Things are happening faster than most people predicted, and certainly faster than most governments even begin to understand, in both positive and negative ways. The bad news is that the climate is warming at an ever increasing rate as a brilliant new graphic from climate scientist Ed Hawkins shows. The evidence is mounting that fracking is even more destructive than previously thought. The failure of most of the fossil fuel giants to change is sealing their demise: huge bonuses to top executives at the loss making BP, Exxon and Chevron companies symbolises their decadent slide towards probable bankruptcy.
Last week for several periods of a few hours at a time the UK stopped generating any electricity from coal fired power stations, for the first time since the nineteenth century. For a few years yet a little coal will be used, especially in winter, but within a decade it will have totally ceased. Globally coal is now in rapid decline.
Meanwhile renewables are experiencing exponential growth. The amount of solar power deployed in the world has doubled seven times since the start of the millennium and wind four times. The mathematics of exponential growth is extraordinary: a few more doublings and the era of fossil fuels will be over. I’ve long advocated 100% renewable forms of energy for electricity, heating, cooling and transport, and now momentum is really building globally toward this goal. The cost of renewables continues to fall and it is simply killing off the competition.

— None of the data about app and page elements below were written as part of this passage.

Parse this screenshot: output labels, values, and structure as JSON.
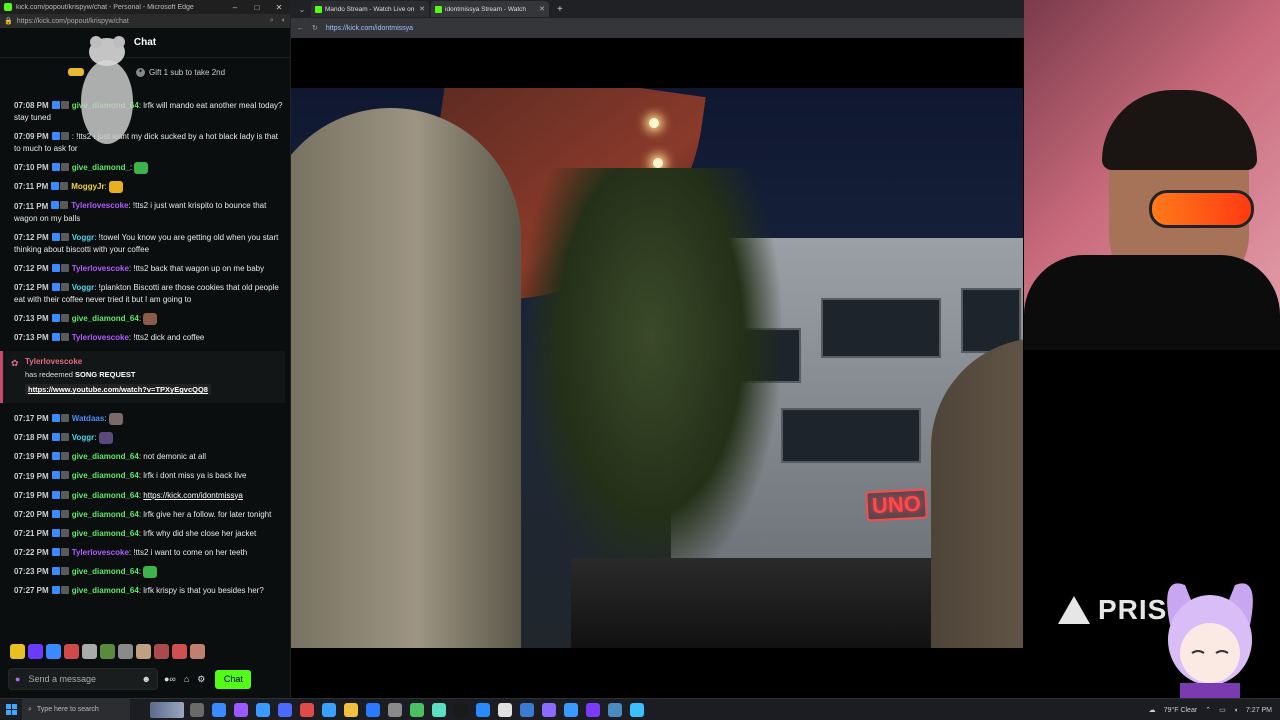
{
  "chat_window": {
    "title": "kick.com/popout/krispyw/chat - Personal - Microsoft Edge",
    "url": "https://kick.com/popout/krispyw/chat",
    "controls": [
      "–",
      "□",
      "✕"
    ],
    "header": "Chat",
    "gift_text": "Gift 1 sub to take 2nd",
    "messages": [
      {
        "time": "07:08 PM",
        "user": "give_diamond_64",
        "user_color": "#5ee86a",
        "text": "lrfk will mando eat another meal today? stay tuned",
        "emote": ""
      },
      {
        "time": "07:09 PM",
        "user": "",
        "user_color": "#5ee86a",
        "text": "!tts2 i just want my dick sucked by a hot black lady is that to much to ask for",
        "emote": ""
      },
      {
        "time": "07:10 PM",
        "user": "give_diamond_",
        "user_color": "#5ee86a",
        "text": "",
        "emote": "#3cb44b"
      },
      {
        "time": "07:11 PM",
        "user": "MoggyJr",
        "user_color": "#f2d33c",
        "text": "",
        "emote": "#e8b020"
      },
      {
        "time": "07:11 PM",
        "user": "Tylerlovescoke",
        "user_color": "#b05cff",
        "text": "!tts2 i just want krispito to bounce that wagon on my balls",
        "emote": ""
      },
      {
        "time": "07:12 PM",
        "user": "Voggr",
        "user_color": "#4fd1e8",
        "text": "!towel You know you are getting old when you start thinking about biscotti with your coffee",
        "emote": ""
      },
      {
        "time": "07:12 PM",
        "user": "Tylerlovescoke",
        "user_color": "#b05cff",
        "text": "!tts2 back that wagon up on me baby",
        "emote": ""
      },
      {
        "time": "07:12 PM",
        "user": "Voggr",
        "user_color": "#4fd1e8",
        "text": "!plankton Biscotti are those cookies that old people eat with their coffee never tried it but I am going to",
        "emote": ""
      },
      {
        "time": "07:13 PM",
        "user": "give_diamond_64",
        "user_color": "#5ee86a",
        "text": "",
        "emote": "#8a5a4a"
      },
      {
        "time": "07:13 PM",
        "user": "Tylerlovescoke",
        "user_color": "#b05cff",
        "text": "!tts2 dick and coffee",
        "emote": ""
      }
    ],
    "redeem": {
      "user": "Tylerlovescoke",
      "prefix": "has redeemed",
      "reward": "SONG REQUEST",
      "link": "https://www.youtube.com/watch?v=TPXyEgvcQQ8"
    },
    "messages2": [
      {
        "time": "07:17 PM",
        "user": "Watdaas",
        "user_color": "#4a8cff",
        "text": "",
        "emote": "#7a6a6a",
        "link": ""
      },
      {
        "time": "07:18 PM",
        "user": "Voggr",
        "user_color": "#4fd1e8",
        "text": "",
        "emote": "#5a4a7a",
        "link": ""
      },
      {
        "time": "07:19 PM",
        "user": "give_diamond_64",
        "user_color": "#5ee86a",
        "text": "not demonic at all",
        "emote": "",
        "link": ""
      },
      {
        "time": "07:19 PM",
        "user": "give_diamond_64",
        "user_color": "#5ee86a",
        "text": "lrfk i dont miss ya is back live",
        "emote": "",
        "link": ""
      },
      {
        "time": "07:19 PM",
        "user": "give_diamond_64",
        "user_color": "#5ee86a",
        "text": "",
        "emote": "",
        "link": "https://kick.com/idontmissya"
      },
      {
        "time": "07:20 PM",
        "user": "give_diamond_64",
        "user_color": "#5ee86a",
        "text": "lrfk give her a follow. for later tonight",
        "emote": "",
        "link": ""
      },
      {
        "time": "07:21 PM",
        "user": "give_diamond_64",
        "user_color": "#5ee86a",
        "text": "lrfk why did she close her jacket",
        "emote": "",
        "link": ""
      },
      {
        "time": "07:22 PM",
        "user": "Tylerlovescoke",
        "user_color": "#b05cff",
        "text": "!tts2 i want to come on her teeth",
        "emote": "",
        "link": ""
      },
      {
        "time": "07:23 PM",
        "user": "give_diamond_64",
        "user_color": "#5ee86a",
        "text": "",
        "emote": "#3cb44b",
        "link": ""
      },
      {
        "time": "07:27 PM",
        "user": "give_diamond_64",
        "user_color": "#5ee86a",
        "text": "lrfk krispy is that you besides her?",
        "emote": "",
        "link": ""
      }
    ],
    "emote_bar": [
      "#e8c020",
      "#6a3cff",
      "#3c8aff",
      "#d04a4a",
      "#aaaaaa",
      "#5a8a3a",
      "#8a8a8a",
      "#c0a080",
      "#aa4a4a",
      "#d05050",
      "#c08070"
    ],
    "input_placeholder": "Send a message",
    "send_label": "Chat"
  },
  "browser": {
    "tabs": [
      {
        "label": "Mando Stream - Watch Live on Ki",
        "active": false
      },
      {
        "label": "idontmissya Stream - Watch",
        "active": true
      }
    ],
    "url": "https://kick.com/idontmissya",
    "video_signs": {
      "uno": "UNO",
      "neon": "O"
    },
    "watermark": "PRIS"
  },
  "taskbar": {
    "search_placeholder": "Type here to search",
    "apps": [
      "#6a6a6a",
      "#3c8aff",
      "#9a5aff",
      "#3a9aff",
      "#4a6aff",
      "#e04a4a",
      "#3aa0ff",
      "#f0c040",
      "#2a7aff",
      "#8a8a8a",
      "#4ac060",
      "#5ae0c0",
      "#1a1a1a",
      "#2a8aff",
      "#e0e0e0",
      "#3a7ad0",
      "#8a6aff",
      "#3a9aff",
      "#7a3aff",
      "#4a8ac0",
      "#3ac0ff"
    ],
    "weather": "79°F Clear",
    "time": "7:27 PM"
  }
}
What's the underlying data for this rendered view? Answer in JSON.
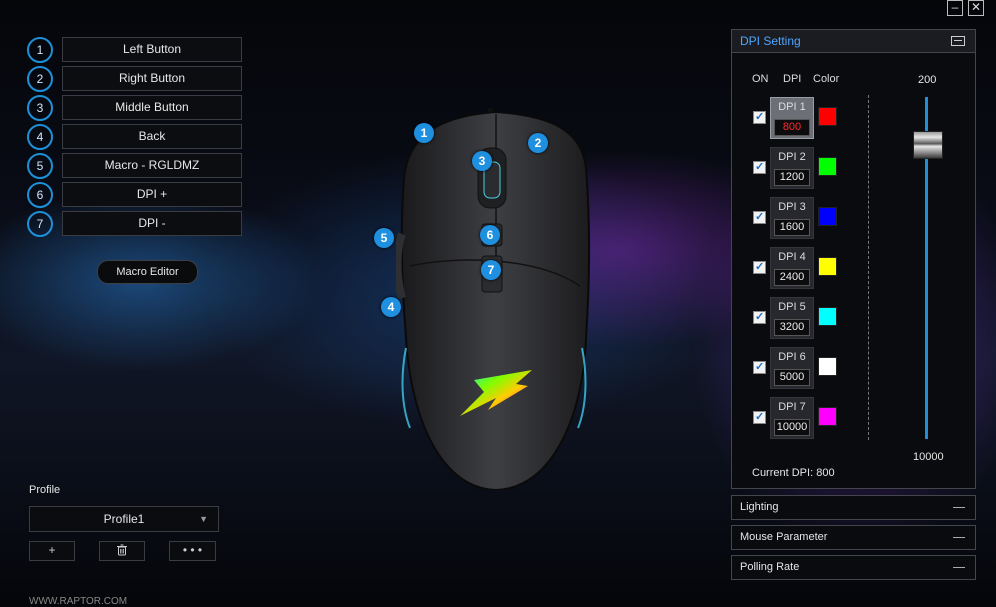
{
  "window": {
    "minimize_icon": "minimize-icon",
    "close_icon": "close-icon"
  },
  "buttons": [
    {
      "num": "1",
      "label": "Left Button"
    },
    {
      "num": "2",
      "label": "Right Button"
    },
    {
      "num": "3",
      "label": "Middle Button"
    },
    {
      "num": "4",
      "label": "Back"
    },
    {
      "num": "5",
      "label": "Macro - RGLDMZ"
    },
    {
      "num": "6",
      "label": "DPI +"
    },
    {
      "num": "7",
      "label": "DPI -"
    }
  ],
  "macro_editor": "Macro Editor",
  "profile": {
    "label": "Profile",
    "selected": "Profile1",
    "add": "+",
    "delete_icon": "trash-icon",
    "more": "• • •"
  },
  "footer_url": "WWW.RAPTOR.COM",
  "mouse_callouts": [
    "1",
    "2",
    "3",
    "4",
    "5",
    "6",
    "7"
  ],
  "dpi_setting": {
    "title": "DPI Setting",
    "col_on": "ON",
    "col_dpi": "DPI",
    "col_color": "Color",
    "slider_max_label": "200",
    "slider_min_label": "10000",
    "current_label": "Current DPI:",
    "current_value": "800",
    "levels": [
      {
        "name": "DPI 1",
        "value": "800",
        "color": "#ff0000",
        "on": true,
        "active": true
      },
      {
        "name": "DPI 2",
        "value": "1200",
        "color": "#00ff00",
        "on": true,
        "active": false
      },
      {
        "name": "DPI 3",
        "value": "1600",
        "color": "#0000ff",
        "on": true,
        "active": false
      },
      {
        "name": "DPI 4",
        "value": "2400",
        "color": "#ffff00",
        "on": true,
        "active": false
      },
      {
        "name": "DPI 5",
        "value": "3200",
        "color": "#00ffff",
        "on": true,
        "active": false
      },
      {
        "name": "DPI 6",
        "value": "5000",
        "color": "#ffffff",
        "on": true,
        "active": false
      },
      {
        "name": "DPI 7",
        "value": "10000",
        "color": "#ff00ff",
        "on": true,
        "active": false
      }
    ]
  },
  "sections": {
    "lighting": "Lighting",
    "mouse_parameter": "Mouse Parameter",
    "polling_rate": "Polling Rate"
  }
}
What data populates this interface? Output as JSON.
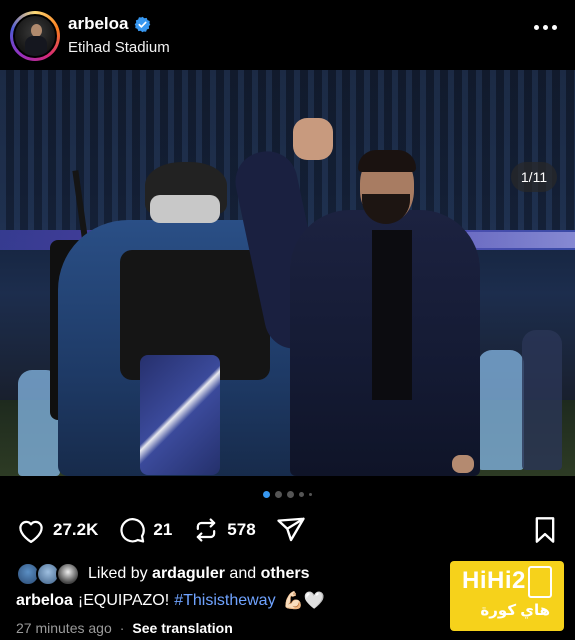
{
  "post": {
    "username": "arbeloa",
    "location": "Etihad Stadium",
    "verified": true
  },
  "media": {
    "counter": "1/11",
    "dots": {
      "total": 5,
      "active_index": 0
    }
  },
  "actions": {
    "likes_count": "27.2K",
    "comments_count": "21",
    "reposts_count": "578"
  },
  "liked_by": {
    "prefix": "Liked by",
    "user": "ardaguler",
    "connector": "and",
    "others": "others"
  },
  "caption": {
    "username": "arbeloa",
    "text": "¡EQUIPAZO!",
    "hashtag": "#Thisistheway",
    "emoji": "💪🏻🤍"
  },
  "meta": {
    "time": "27 minutes ago",
    "separator": "·",
    "translate": "See translation"
  },
  "watermark": {
    "latin": "HiHi2",
    "arabic": "هاي كورة"
  },
  "colors": {
    "verified": "#3797f0",
    "hashtag": "#6fa3ff",
    "active_dot": "#3797f0",
    "watermark_bg": "#f6d21b"
  }
}
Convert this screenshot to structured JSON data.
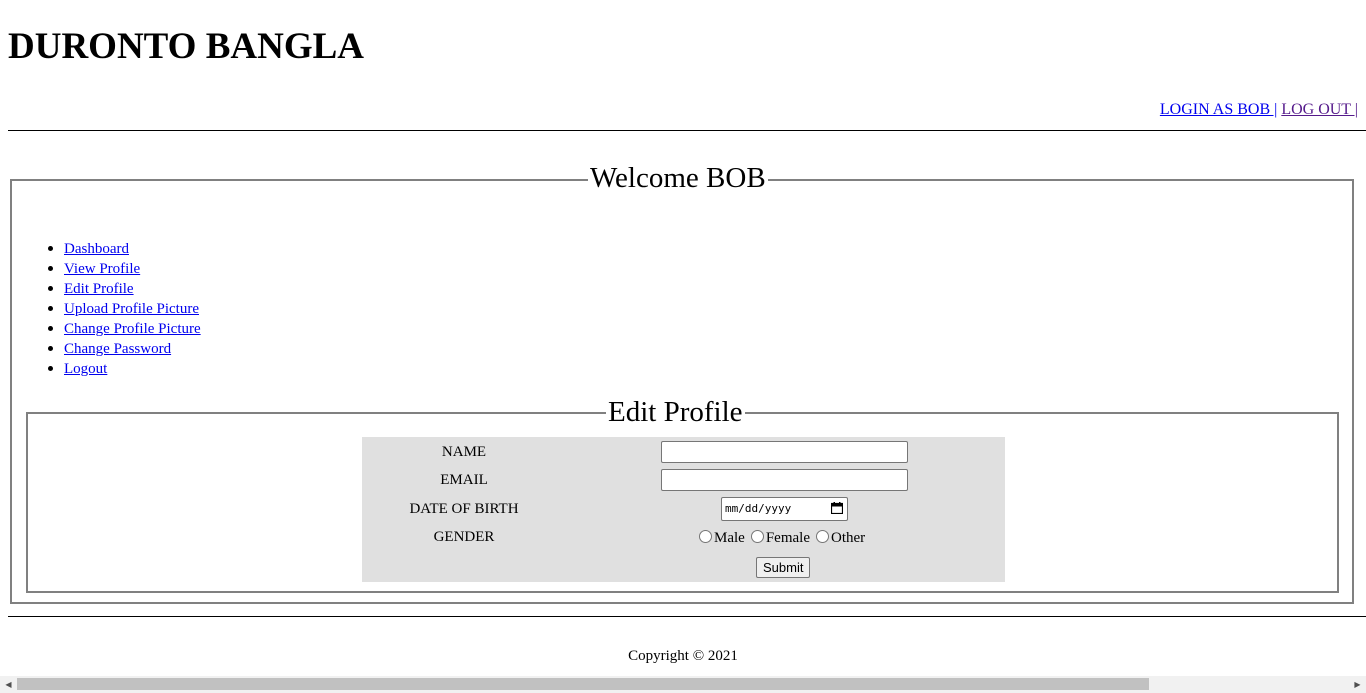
{
  "site": {
    "title": "DURONTO BANGLA"
  },
  "header_links": {
    "login": "LOGIN AS BOB |",
    "logout": "LOG OUT |"
  },
  "welcome": {
    "legend": "Welcome BOB"
  },
  "nav": {
    "items": [
      {
        "label": "Dashboard"
      },
      {
        "label": "View Profile"
      },
      {
        "label": "Edit Profile"
      },
      {
        "label": "Upload Profile Picture"
      },
      {
        "label": "Change Profile Picture"
      },
      {
        "label": "Change Password"
      },
      {
        "label": "Logout"
      }
    ]
  },
  "edit_profile": {
    "legend": "Edit Profile",
    "name_label": "NAME",
    "name_value": "",
    "email_label": "EMAIL",
    "email_value": "",
    "dob_label": "DATE OF BIRTH",
    "dob_placeholder": "mm/dd/yyyy",
    "gender_label": "GENDER",
    "gender_options": [
      "Male",
      "Female",
      "Other"
    ],
    "submit_label": "Submit"
  },
  "footer": {
    "copyright": "Copyright © 2021"
  },
  "colors": {
    "link": "#0000ee",
    "visited_link": "#551a8b",
    "form_background": "#e0e0e0"
  }
}
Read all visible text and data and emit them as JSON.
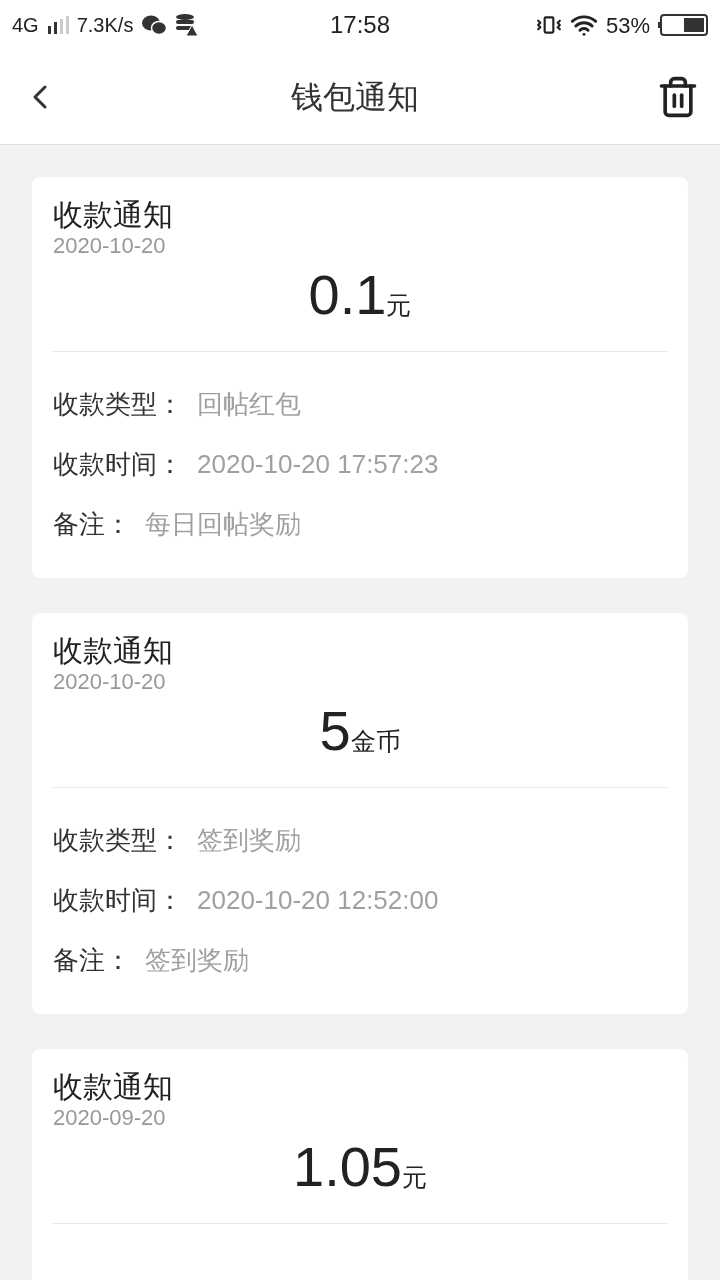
{
  "status_bar": {
    "network": "4G",
    "speed": "7.3K/s",
    "time": "17:58",
    "battery": "53%"
  },
  "header": {
    "title": "钱包通知"
  },
  "notices": [
    {
      "title": "收款通知",
      "date": "2020-10-20",
      "amount": "0.1",
      "unit": "元",
      "rows": [
        {
          "label": "收款类型：",
          "value": "回帖红包"
        },
        {
          "label": "收款时间：",
          "value": "2020-10-20 17:57:23"
        },
        {
          "label": "备注：",
          "value": "每日回帖奖励"
        }
      ]
    },
    {
      "title": "收款通知",
      "date": "2020-10-20",
      "amount": "5",
      "unit": "金币",
      "rows": [
        {
          "label": "收款类型：",
          "value": "签到奖励"
        },
        {
          "label": "收款时间：",
          "value": "2020-10-20 12:52:00"
        },
        {
          "label": "备注：",
          "value": "签到奖励"
        }
      ]
    },
    {
      "title": "收款通知",
      "date": "2020-09-20",
      "amount": "1.05",
      "unit": "元"
    }
  ]
}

The transition from fossil fuels to renewables is now happening faster than just about anyone had been expecting, but whether that is going to be fast enough to avoid the worst ravages of climate change is still unknown. Of course for humanity to secure an ecologically sustainable and socially just future much more needs to change than just the energy we use, but make no mistake, this change is a vital step in securing that future, and it will have huge repercussions throughout the global economy.